ASU celebrates National Coming Out Day


The Appalachian Online

Kaitlan Morehouse

The LGBT Center celebrated National Coming Out Day, Oct. 11 a day early in the student union.

Oct. 11 marks the 26th anniversary of the National Coming Out Day that celebrates coming out as lesbian, gay, bisexual, transgender or queer. The day was first observed on the anniversary of the National March on Washington for Lesbian and Gay Rights.

LGBT Center’s National Coming Out Day Committee Head Kendell Macvean, three other committee members and 10 to 15 volunteers put together a contact table on Friday from 10 a.m. until 2 p.m to help celebrate National Coming Out Day.

“The main point of National Coming Out Day is for all identities to be acknowledged and appreciated,” Jerry Yelton, committee member and sexuality and gender alliance vice president of community said.

Yelton said the LGBT Center started having the event a few years ago.

“Our event is intended, instead of forcing someone to come out, to kind of acknowledge your identity and be proud of it, but you don’t have to shout it at the top of a rooftop,” Yelton said. “You can just quietly be content with the identity be yours and share it with people that matter to you, and be accepting of all identities of your fellow members.”
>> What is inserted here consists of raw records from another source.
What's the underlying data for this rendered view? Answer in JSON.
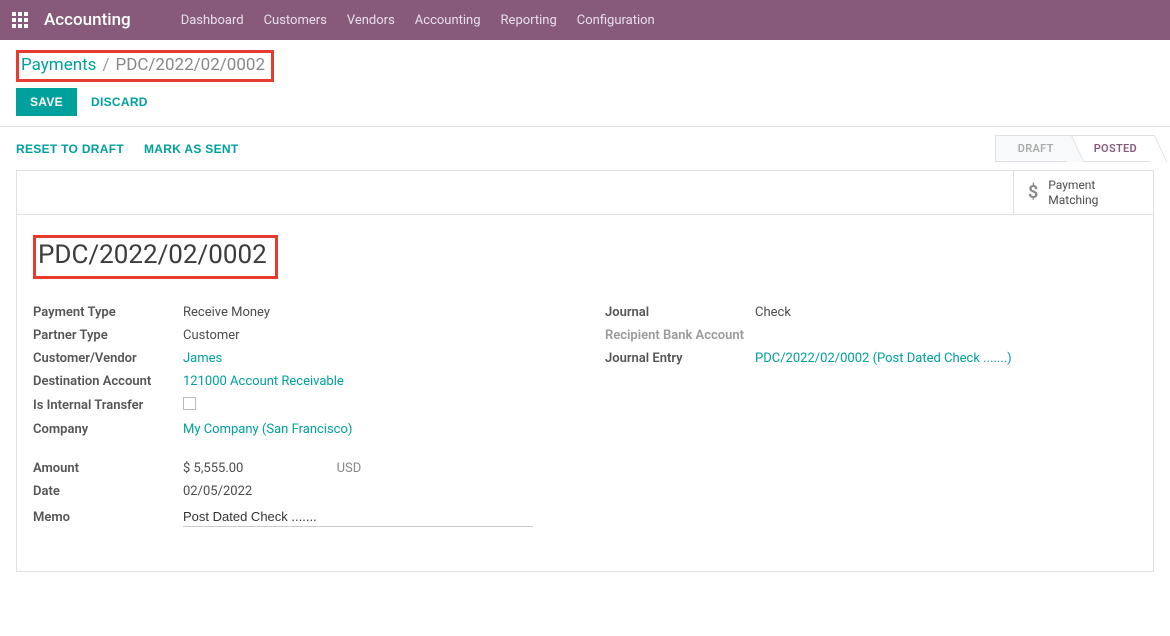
{
  "topnav": {
    "app_title": "Accounting",
    "items": [
      "Dashboard",
      "Customers",
      "Vendors",
      "Accounting",
      "Reporting",
      "Configuration"
    ]
  },
  "breadcrumb": {
    "root": "Payments",
    "current": "PDC/2022/02/0002"
  },
  "actions": {
    "save": "SAVE",
    "discard": "DISCARD"
  },
  "statusbar": {
    "reset": "RESET TO DRAFT",
    "mark_sent": "MARK AS SENT",
    "stages": [
      "DRAFT",
      "POSTED"
    ],
    "active_stage": "POSTED"
  },
  "stat_button": {
    "line1": "Payment",
    "line2": "Matching"
  },
  "record": {
    "title": "PDC/2022/02/0002",
    "left": {
      "payment_type": {
        "label": "Payment Type",
        "value": "Receive Money"
      },
      "partner_type": {
        "label": "Partner Type",
        "value": "Customer"
      },
      "customer_vendor": {
        "label": "Customer/Vendor",
        "value": "James"
      },
      "destination_account": {
        "label": "Destination Account",
        "value": "121000 Account Receivable"
      },
      "is_internal_transfer": {
        "label": "Is Internal Transfer",
        "value": false
      },
      "company": {
        "label": "Company",
        "value": "My Company (San Francisco)"
      },
      "amount": {
        "label": "Amount",
        "value": "$ 5,555.00",
        "currency": "USD"
      },
      "date": {
        "label": "Date",
        "value": "02/05/2022"
      },
      "memo": {
        "label": "Memo",
        "value": "Post Dated Check ......."
      }
    },
    "right": {
      "journal": {
        "label": "Journal",
        "value": "Check"
      },
      "recipient_bank": {
        "label": "Recipient Bank Account",
        "value": ""
      },
      "journal_entry": {
        "label": "Journal Entry",
        "value": "PDC/2022/02/0002 (Post Dated Check .......)"
      }
    }
  }
}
For the first time, the National Coming Out Day committee made a tree out of metal wire where people could come by and write their hopes, dreams or desires that they have for themselves, the university, the center, coming out or what they want for the future on rainbow ribbons. Those ribbons would then be hung on the tree.

“I think it will be a nice visual representation of our community,” Macvean said.

People could also take a picture in front of a backdrop with any of the committee’s colorful accessories they had to give out, such as rainbow buttons and keychains. The pictures are going up on the LGBT Center Facebook page.

Macvean said they also gave out a handout explaining what to do if someone comes out to them.

“We’re hoping the event could extend further into something to encourage students who don’t attend Appalachian State University right now to know this is a safe place, a good community for LGBTQ+ identifying people,” Macvean said.

Story: Kaitlan Morehouse, Intern News Reporter